Segal: The thing is, Shazam has always lived this tortured life going against Superman. This dates back to the 1930s. Because Captain Marvel had similar powers to Superman, the DC folks back then sued what was the most popular comic book on the stands at that time. Years later, they bought it and it became a DC property but, as long as Superman stays hot in the market place, there seems like a little bit of a crossover between the two characters. After Bryan Singer's "Superman Returns," it seemed like there was a moment in time where Shazam was going to see the light of day. That's when you heard those stories. Now that Superman is being invigorated and going up against Batman, I think it's difficult for DC to figure out how to launch this character in the wake of Superman's resurgence.

CS: It sounded like your approach was a bit more kid-friendly.
Segal: Well, it wasn't. I was working with Geoff Johns. At its core, it's a lot like Superman. There's this boy trapped inside of a superhero's body. He's still a boy inside, so there's this opportunity to play a lot of humor with the action. Originally, Stan Lee brought me "Fantastic Four" a number of years for that very reason. I always have the question when people bring me superhero properties, "Why me?" With Stan, he said, "It's because there's a sense of humor within all Marvel characters." These characters are flawed and, within those flaws, there is humor. When Toby Emmerich came to me with Shazam, it was because of those same reasons. To draw from that humor and to mix it with great action and pathos. I've always loved Shazam, but I don't know if it's going to see the light of day anytime soon.

This puts to rest a project that had been in development for over a decade. It seems the project's best chance at getting made was in 2003 through 2005, when attempts at reviving the Superman franchise were being shot down left and right, and it looked like DC may have lost the rights to the character in a lawsuit with the estates of Superman creators Jerry Siegel and Joe Shuster.  But once all that got settled, and Superman Returns began filming, it seemed all was lost for the Big Red Cheese, even though the project continued to limp along for several more years, and Captain Marvel was getting more mainstream attention through animated projects like Batman: The Brave & The Bold, Superman/Shazam: The Return of Black Adam, and Young Justice.  Personally, I think the project will eventually get made, but not as a live action movie, but a Pixar style CGI animated film.

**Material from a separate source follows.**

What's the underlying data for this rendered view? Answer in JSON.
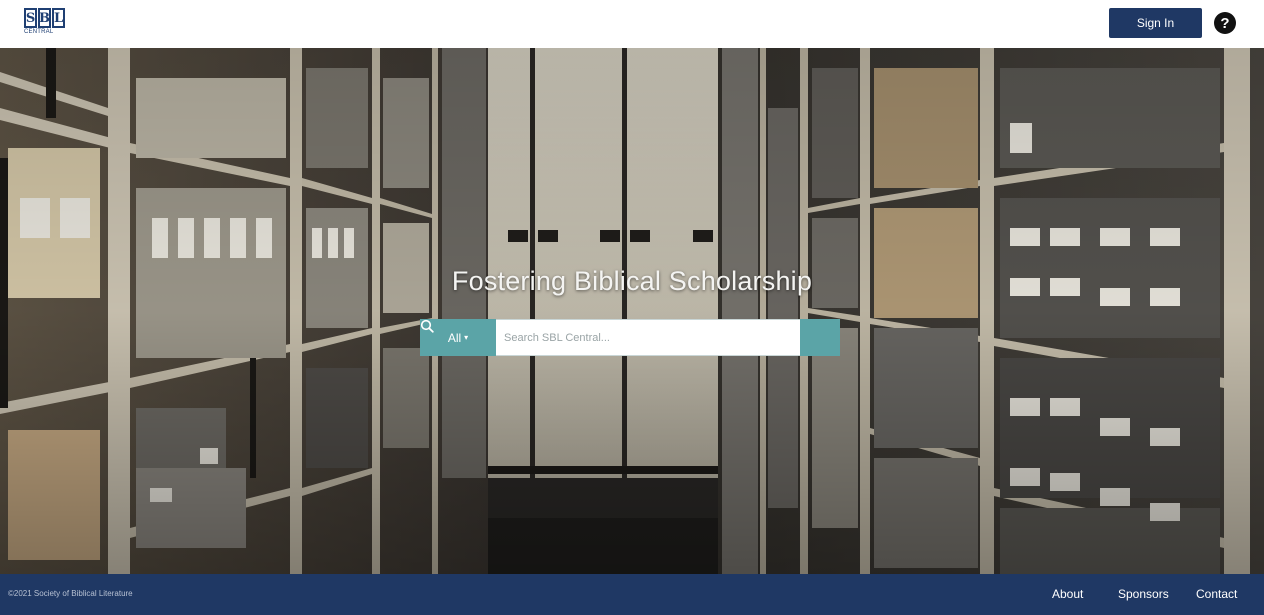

Wednesday, December 18, 2013

Review: Batman '66 #6

This issue changes thing up, with a new writer, Tom Peyer.  His script, featuring the Bookworm, is above average with some clever moments, such as the opening sequence where Robin is giving a lecture on literacy at the Gotham Chamber of Currency, chaired by millionaire Bruce Wayne.  The overall plot has to do with Bookworm compiling an Encyclopedia of Batman, in an attempt to deduce his secret identity. While Peyer's script is no masterpiece, the artwork by Ty Templeton certainly is.  He is clearly the best artist to work on this series.  His drawings perfectly capture the TV show likenesses while still embracing typical comic book grandness.  Only two critiques: his action panels are not quite as well laid out or as epic as Jonathan Case's, and he tends to give Batman a pronounced pot belly in some panels.

Jeff Parker is back writing the issue's second story, with art by Ted Naifeh.  As usual with most of these short second stories, its kind of a mess, reminiscent of bad third season episodes.  This one features Olga Queen of the Cossacks, in a lame plot to try to marry Batman, kind of a rehash of the TV show's Marsha Queen of Diamonds episode.  The art is OK but a little sloppy.  There is a non sequitur with Barbara Gordon hinting at a continuing storyline.  Overall the second story is weak.  Clearly, excellent short comic book stories can be done, as that was the norm of comics pre-1970, but today's creative talent can't seem to grasp it.  I'd rather see DC end the short second story, and have well done book length stories instead.  This issue earns a B, mostly due to Ty Templeton's excellent artwork.